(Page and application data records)
....................
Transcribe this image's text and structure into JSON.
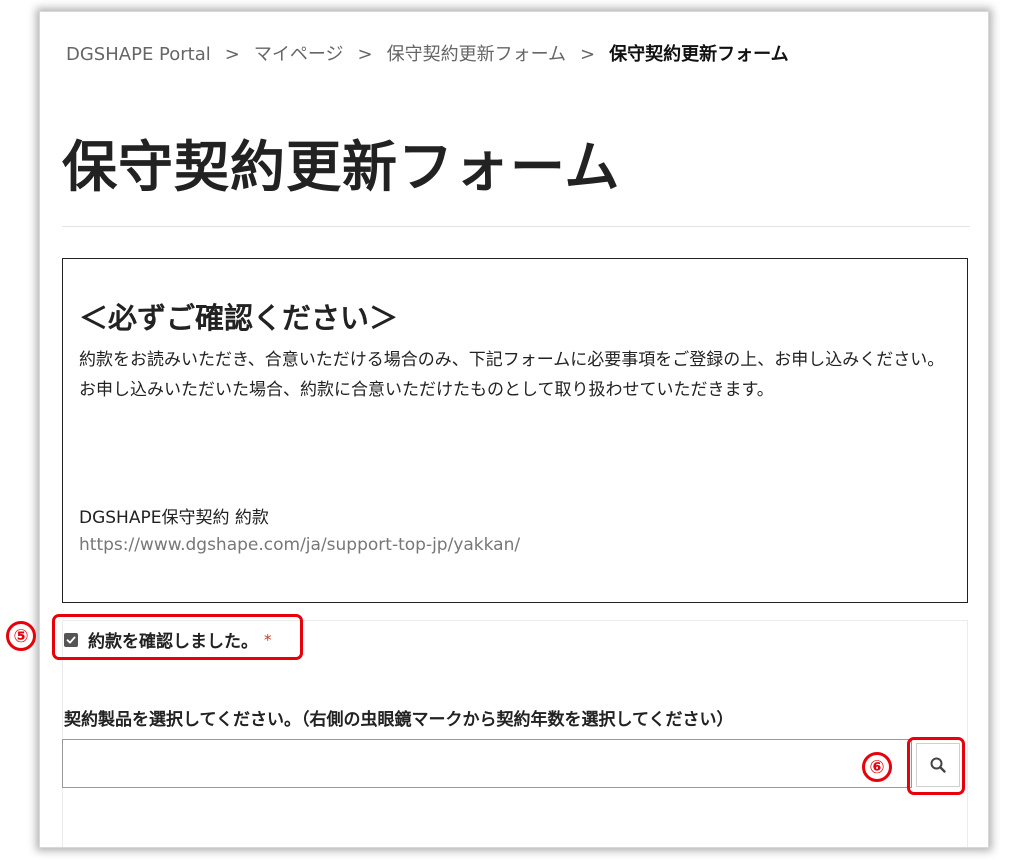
{
  "breadcrumb": {
    "items": [
      "DGSHAPE Portal",
      "マイページ",
      "保守契約更新フォーム"
    ],
    "current": "保守契約更新フォーム",
    "separator": ">"
  },
  "page": {
    "title": "保守契約更新フォーム"
  },
  "notice": {
    "heading": "＜必ずご確認ください＞",
    "paragraph1": "約款をお読みいただき、合意いただける場合のみ、下記フォームに必要事項をご登録の上、お申し込みください。",
    "paragraph2": "お申し込みいただいた場合、約款に合意いただけたものとして取り扱わせていただきます。",
    "contract_name": "DGSHAPE保守契約 約款",
    "contract_url": "https://www.dgshape.com/ja/support-top-jp/yakkan/"
  },
  "form": {
    "agree_label": "約款を確認しました。",
    "agree_checked": true,
    "required_mark": "*",
    "product_label": "契約製品を選択してください。（右側の虫眼鏡マークから契約年数を選択してください）",
    "product_value": ""
  },
  "annotations": {
    "step5": "⑤",
    "step6": "⑥",
    "highlight_color": "#e8000b"
  },
  "icons": {
    "lookup": "search-icon",
    "checkbox": "check-icon"
  }
}
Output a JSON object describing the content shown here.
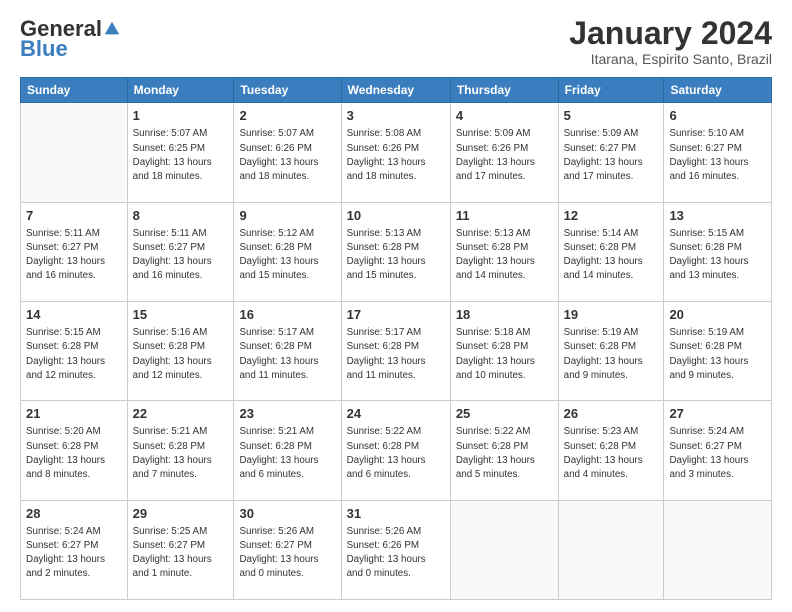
{
  "header": {
    "logo_general": "General",
    "logo_blue": "Blue",
    "month_title": "January 2024",
    "location": "Itarana, Espirito Santo, Brazil"
  },
  "weekdays": [
    "Sunday",
    "Monday",
    "Tuesday",
    "Wednesday",
    "Thursday",
    "Friday",
    "Saturday"
  ],
  "weeks": [
    [
      {
        "day": "",
        "info": ""
      },
      {
        "day": "1",
        "info": "Sunrise: 5:07 AM\nSunset: 6:25 PM\nDaylight: 13 hours\nand 18 minutes."
      },
      {
        "day": "2",
        "info": "Sunrise: 5:07 AM\nSunset: 6:26 PM\nDaylight: 13 hours\nand 18 minutes."
      },
      {
        "day": "3",
        "info": "Sunrise: 5:08 AM\nSunset: 6:26 PM\nDaylight: 13 hours\nand 18 minutes."
      },
      {
        "day": "4",
        "info": "Sunrise: 5:09 AM\nSunset: 6:26 PM\nDaylight: 13 hours\nand 17 minutes."
      },
      {
        "day": "5",
        "info": "Sunrise: 5:09 AM\nSunset: 6:27 PM\nDaylight: 13 hours\nand 17 minutes."
      },
      {
        "day": "6",
        "info": "Sunrise: 5:10 AM\nSunset: 6:27 PM\nDaylight: 13 hours\nand 16 minutes."
      }
    ],
    [
      {
        "day": "7",
        "info": "Sunrise: 5:11 AM\nSunset: 6:27 PM\nDaylight: 13 hours\nand 16 minutes."
      },
      {
        "day": "8",
        "info": "Sunrise: 5:11 AM\nSunset: 6:27 PM\nDaylight: 13 hours\nand 16 minutes."
      },
      {
        "day": "9",
        "info": "Sunrise: 5:12 AM\nSunset: 6:28 PM\nDaylight: 13 hours\nand 15 minutes."
      },
      {
        "day": "10",
        "info": "Sunrise: 5:13 AM\nSunset: 6:28 PM\nDaylight: 13 hours\nand 15 minutes."
      },
      {
        "day": "11",
        "info": "Sunrise: 5:13 AM\nSunset: 6:28 PM\nDaylight: 13 hours\nand 14 minutes."
      },
      {
        "day": "12",
        "info": "Sunrise: 5:14 AM\nSunset: 6:28 PM\nDaylight: 13 hours\nand 14 minutes."
      },
      {
        "day": "13",
        "info": "Sunrise: 5:15 AM\nSunset: 6:28 PM\nDaylight: 13 hours\nand 13 minutes."
      }
    ],
    [
      {
        "day": "14",
        "info": "Sunrise: 5:15 AM\nSunset: 6:28 PM\nDaylight: 13 hours\nand 12 minutes."
      },
      {
        "day": "15",
        "info": "Sunrise: 5:16 AM\nSunset: 6:28 PM\nDaylight: 13 hours\nand 12 minutes."
      },
      {
        "day": "16",
        "info": "Sunrise: 5:17 AM\nSunset: 6:28 PM\nDaylight: 13 hours\nand 11 minutes."
      },
      {
        "day": "17",
        "info": "Sunrise: 5:17 AM\nSunset: 6:28 PM\nDaylight: 13 hours\nand 11 minutes."
      },
      {
        "day": "18",
        "info": "Sunrise: 5:18 AM\nSunset: 6:28 PM\nDaylight: 13 hours\nand 10 minutes."
      },
      {
        "day": "19",
        "info": "Sunrise: 5:19 AM\nSunset: 6:28 PM\nDaylight: 13 hours\nand 9 minutes."
      },
      {
        "day": "20",
        "info": "Sunrise: 5:19 AM\nSunset: 6:28 PM\nDaylight: 13 hours\nand 9 minutes."
      }
    ],
    [
      {
        "day": "21",
        "info": "Sunrise: 5:20 AM\nSunset: 6:28 PM\nDaylight: 13 hours\nand 8 minutes."
      },
      {
        "day": "22",
        "info": "Sunrise: 5:21 AM\nSunset: 6:28 PM\nDaylight: 13 hours\nand 7 minutes."
      },
      {
        "day": "23",
        "info": "Sunrise: 5:21 AM\nSunset: 6:28 PM\nDaylight: 13 hours\nand 6 minutes."
      },
      {
        "day": "24",
        "info": "Sunrise: 5:22 AM\nSunset: 6:28 PM\nDaylight: 13 hours\nand 6 minutes."
      },
      {
        "day": "25",
        "info": "Sunrise: 5:22 AM\nSunset: 6:28 PM\nDaylight: 13 hours\nand 5 minutes."
      },
      {
        "day": "26",
        "info": "Sunrise: 5:23 AM\nSunset: 6:28 PM\nDaylight: 13 hours\nand 4 minutes."
      },
      {
        "day": "27",
        "info": "Sunrise: 5:24 AM\nSunset: 6:27 PM\nDaylight: 13 hours\nand 3 minutes."
      }
    ],
    [
      {
        "day": "28",
        "info": "Sunrise: 5:24 AM\nSunset: 6:27 PM\nDaylight: 13 hours\nand 2 minutes."
      },
      {
        "day": "29",
        "info": "Sunrise: 5:25 AM\nSunset: 6:27 PM\nDaylight: 13 hours\nand 1 minute."
      },
      {
        "day": "30",
        "info": "Sunrise: 5:26 AM\nSunset: 6:27 PM\nDaylight: 13 hours\nand 0 minutes."
      },
      {
        "day": "31",
        "info": "Sunrise: 5:26 AM\nSunset: 6:26 PM\nDaylight: 13 hours\nand 0 minutes."
      },
      {
        "day": "",
        "info": ""
      },
      {
        "day": "",
        "info": ""
      },
      {
        "day": "",
        "info": ""
      }
    ]
  ]
}
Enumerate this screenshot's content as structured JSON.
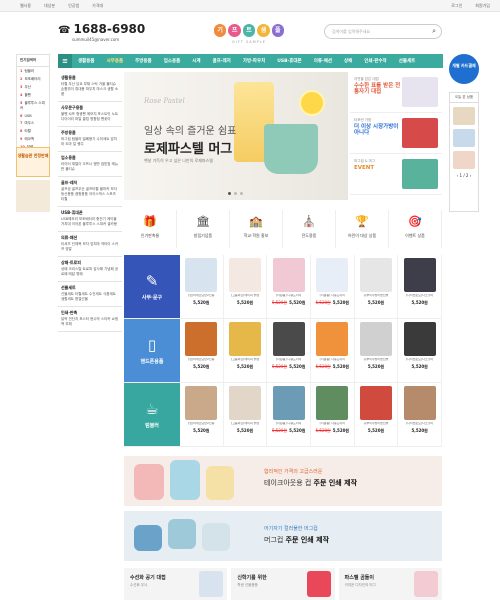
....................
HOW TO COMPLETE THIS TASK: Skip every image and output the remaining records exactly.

RESULT BELOW:
Transcribe this image's text and structure into JSON.
{
  "breadcrumb": {
    "items": [
      "DGSHAPE Portal",
      "マイページ",
      "保守契約更新フォーム"
    ],
    "current": "保守契約更新フォーム",
    "separator": ">"
  },
  "page": {
    "title": "保守契約更新フォーム"
  },
  "notice": {
    "heading": "＜必ずご確認ください＞",
    "paragraph1": "約款をお読みいただき、合意いただける場合のみ、下記フォームに必要事項をご登録の上、お申し込みください。",
    "paragraph2": "お申し込みいただいた場合、約款に合意いただけたものとして取り扱わせていただきます。",
    "contract_name": "DGSHAPE保守契約 約款",
    "contract_url": "https://www.dgshape.com/ja/support-top-jp/yakkan/"
  },
  "form": {
    "agree_label": "約款を確認しました。",
    "agree_checked": true,
    "required_mark": "*",
    "product_label": "契約製品を選択してください。（右側の虫眼鏡マークから契約年数を選択してください）",
    "product_value": ""
  },
  "annotations": {
    "step5": "⑤",
    "step6": "⑥",
    "highlight_color": "#e8000b"
  },
  "icons": {
    "lookup": "search-icon",
    "checkbox": "check-icon"
  }
}
Output a JSON object describing the content shown here.
{
  "header": {
    "logo_general": "General",
    "logo_blue": "Blue",
    "month_title": "January 2024",
    "location": "Itarana, Espirito Santo, Brazil"
  },
  "weekdays": [
    "Sunday",
    "Monday",
    "Tuesday",
    "Wednesday",
    "Thursday",
    "Friday",
    "Saturday"
  ],
  "weeks": [
    [
      {
        "day": "",
        "info": ""
      },
      {
        "day": "1",
        "info": "Sunrise: 5:07 AM\nSunset: 6:25 PM\nDaylight: 13 hours\nand 18 minutes."
      },
      {
        "day": "2",
        "info": "Sunrise: 5:07 AM\nSunset: 6:26 PM\nDaylight: 13 hours\nand 18 minutes."
      },
      {
        "day": "3",
        "info": "Sunrise: 5:08 AM\nSunset: 6:26 PM\nDaylight: 13 hours\nand 18 minutes."
      },
      {
        "day": "4",
        "info": "Sunrise: 5:09 AM\nSunset: 6:26 PM\nDaylight: 13 hours\nand 17 minutes."
      },
      {
        "day": "5",
        "info": "Sunrise: 5:09 AM\nSunset: 6:27 PM\nDaylight: 13 hours\nand 17 minutes."
      },
      {
        "day": "6",
        "info": "Sunrise: 5:10 AM\nSunset: 6:27 PM\nDaylight: 13 hours\nand 16 minutes."
      }
    ],
    [
      {
        "day": "7",
        "info": "Sunrise: 5:11 AM\nSunset: 6:27 PM\nDaylight: 13 hours\nand 16 minutes."
      },
      {
        "day": "8",
        "info": "Sunrise: 5:11 AM\nSunset: 6:27 PM\nDaylight: 13 hours\nand 16 minutes."
      },
      {
        "day": "9",
        "info": "Sunrise: 5:12 AM\nSunset: 6:28 PM\nDaylight: 13 hours\nand 15 minutes."
      },
      {
        "day": "10",
        "info": "Sunrise: 5:13 AM\nSunset: 6:28 PM\nDaylight: 13 hours\nand 15 minutes."
      },
      {
        "day": "11",
        "info": "Sunrise: 5:13 AM\nSunset: 6:28 PM\nDaylight: 13 hours\nand 14 minutes."
      },
      {
        "day": "12",
        "info": "Sunrise: 5:14 AM\nSunset: 6:28 PM\nDaylight: 13 hours\nand 14 minutes."
      },
      {
        "day": "13",
        "info": "Sunrise: 5:15 AM\nSunset: 6:28 PM\nDaylight: 13 hours\nand 13 minutes."
      }
    ],
    [
      {
        "day": "14",
        "info": "Sunrise: 5:15 AM\nSunset: 6:28 PM\nDaylight: 13 hours\nand 12 minutes."
      },
      {
        "day": "15",
        "info": "Sunrise: 5:16 AM\nSunset: 6:28 PM\nDaylight: 13 hours\nand 12 minutes."
      },
      {
        "day": "16",
        "info": "Sunrise: 5:17 AM\nSunset: 6:28 PM\nDaylight: 13 hours\nand 11 minutes."
      },
      {
        "day": "17",
        "info": "Sunrise: 5:17 AM\nSunset: 6:28 PM\nDaylight: 13 hours\nand 11 minutes."
      },
      {
        "day": "18",
        "info": "Sunrise: 5:18 AM\nSunset: 6:28 PM\nDaylight: 13 hours\nand 10 minutes."
      },
      {
        "day": "19",
        "info": "Sunrise: 5:19 AM\nSunset: 6:28 PM\nDaylight: 13 hours\nand 9 minutes."
      },
      {
        "day": "20",
        "info": "Sunrise: 5:19 AM\nSunset: 6:28 PM\nDaylight: 13 hours\nand 9 minutes."
      }
    ],
    [
      {
        "day": "21",
        "info": "Sunrise: 5:20 AM\nSunset: 6:28 PM\nDaylight: 13 hours\nand 8 minutes."
      },
      {
        "day": "22",
        "info": "Sunrise: 5:21 AM\nSunset: 6:28 PM\nDaylight: 13 hours\nand 7 minutes."
      },
      {
        "day": "23",
        "info": "Sunrise: 5:21 AM\nSunset: 6:28 PM\nDaylight: 13 hours\nand 6 minutes."
      },
      {
        "day": "24",
        "info": "Sunrise: 5:22 AM\nSunset: 6:28 PM\nDaylight: 13 hours\nand 6 minutes."
      },
      {
        "day": "25",
        "info": "Sunrise: 5:22 AM\nSunset: 6:28 PM\nDaylight: 13 hours\nand 5 minutes."
      },
      {
        "day": "26",
        "info": "Sunrise: 5:23 AM\nSunset: 6:28 PM\nDaylight: 13 hours\nand 4 minutes."
      },
      {
        "day": "27",
        "info": "Sunrise: 5:24 AM\nSunset: 6:27 PM\nDaylight: 13 hours\nand 3 minutes."
      }
    ],
    [
      {
        "day": "28",
        "info": "Sunrise: 5:24 AM\nSunset: 6:27 PM\nDaylight: 13 hours\nand 2 minutes."
      },
      {
        "day": "29",
        "info": "Sunrise: 5:25 AM\nSunset: 6:27 PM\nDaylight: 13 hours\nand 1 minute."
      },
      {
        "day": "30",
        "info": "Sunrise: 5:26 AM\nSunset: 6:27 PM\nDaylight: 13 hours\nand 0 minutes."
      },
      {
        "day": "31",
        "info": "Sunrise: 5:26 AM\nSunset: 6:26 PM\nDaylight: 13 hours\nand 0 minutes."
      },
      {
        "day": "",
        "info": ""
      },
      {
        "day": "",
        "info": ""
      },
      {
        "day": "",
        "info": ""
      }
    ]
  ]
}
Enumerate this screenshot's content as structured JSON.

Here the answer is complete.